Complete, exact copies of all entries are needed.
-- Provided data follows --
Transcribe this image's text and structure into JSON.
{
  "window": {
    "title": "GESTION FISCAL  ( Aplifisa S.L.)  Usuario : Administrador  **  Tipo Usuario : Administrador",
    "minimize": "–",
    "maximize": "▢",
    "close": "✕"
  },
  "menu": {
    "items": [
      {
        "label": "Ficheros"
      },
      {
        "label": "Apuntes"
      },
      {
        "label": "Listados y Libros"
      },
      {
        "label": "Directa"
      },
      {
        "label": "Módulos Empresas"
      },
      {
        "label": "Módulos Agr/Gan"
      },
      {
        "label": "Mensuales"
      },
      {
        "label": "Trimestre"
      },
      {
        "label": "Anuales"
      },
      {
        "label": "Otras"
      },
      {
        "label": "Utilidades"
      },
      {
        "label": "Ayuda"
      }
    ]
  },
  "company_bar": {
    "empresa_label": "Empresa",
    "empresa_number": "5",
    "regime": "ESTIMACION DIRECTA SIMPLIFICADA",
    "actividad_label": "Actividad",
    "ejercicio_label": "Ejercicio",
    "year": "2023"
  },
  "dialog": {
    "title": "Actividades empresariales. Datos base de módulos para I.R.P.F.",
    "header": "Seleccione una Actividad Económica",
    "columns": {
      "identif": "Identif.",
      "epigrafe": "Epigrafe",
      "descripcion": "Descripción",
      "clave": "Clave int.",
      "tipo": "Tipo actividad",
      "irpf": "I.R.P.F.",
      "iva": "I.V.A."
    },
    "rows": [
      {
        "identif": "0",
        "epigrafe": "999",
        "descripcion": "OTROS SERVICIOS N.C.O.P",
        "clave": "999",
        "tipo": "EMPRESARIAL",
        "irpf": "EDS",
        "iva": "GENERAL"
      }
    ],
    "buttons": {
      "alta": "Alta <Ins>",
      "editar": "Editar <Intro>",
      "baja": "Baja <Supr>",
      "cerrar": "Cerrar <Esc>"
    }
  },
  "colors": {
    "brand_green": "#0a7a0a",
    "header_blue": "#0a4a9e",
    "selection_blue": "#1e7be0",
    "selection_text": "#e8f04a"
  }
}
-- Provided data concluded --
Written answer:
Transcribe this image's text and structure into JSON.
{
  "window": {
    "title": "GESTION FISCAL  ( Aplifisa S.L.)  Usuario : Administrador  **  Tipo Usuario : Administrador",
    "minimize": "–",
    "maximize": "▢",
    "close": "✕"
  },
  "menu": {
    "items": [
      {
        "label": "Ficheros"
      },
      {
        "label": "Apuntes"
      },
      {
        "label": "Listados y Libros"
      },
      {
        "label": "Directa"
      },
      {
        "label": "Módulos Empresas"
      },
      {
        "label": "Módulos Agr/Gan"
      },
      {
        "label": "Mensuales"
      },
      {
        "label": "Trimestre"
      },
      {
        "label": "Anuales"
      },
      {
        "label": "Otras"
      },
      {
        "label": "Utilidades"
      },
      {
        "label": "Ayuda"
      }
    ]
  },
  "company_bar": {
    "empresa_label": "Empresa",
    "empresa_number": "5",
    "regime": "ESTIMACION DIRECTA SIMPLIFICADA",
    "actividad_label": "Actividad",
    "ejercicio_label": "Ejercicio",
    "year": "2023"
  },
  "dialog": {
    "title": "Actividades empresariales. Datos base de módulos para I.R.P.F.",
    "header": "Seleccione una Actividad Económica",
    "columns": {
      "identif": "Identif.",
      "epigrafe": "Epigrafe",
      "descripcion": "Descripción",
      "clave": "Clave int.",
      "tipo": "Tipo actividad",
      "irpf": "I.R.P.F.",
      "iva": "I.V.A."
    },
    "rows": [
      {
        "identif": "0",
        "epigrafe": "999",
        "descripcion": "OTROS SERVICIOS N.C.O.P",
        "clave": "999",
        "tipo": "EMPRESARIAL",
        "irpf": "EDS",
        "iva": "GENERAL"
      }
    ],
    "buttons": {
      "alta": "Alta <Ins>",
      "editar": "Editar <Intro>",
      "baja": "Baja <Supr>",
      "cerrar": "Cerrar <Esc>"
    }
  },
  "colors": {
    "brand_green": "#0a7a0a",
    "header_blue": "#0a4a9e",
    "selection_blue": "#1e7be0",
    "selection_text": "#e8f04a"
  }
}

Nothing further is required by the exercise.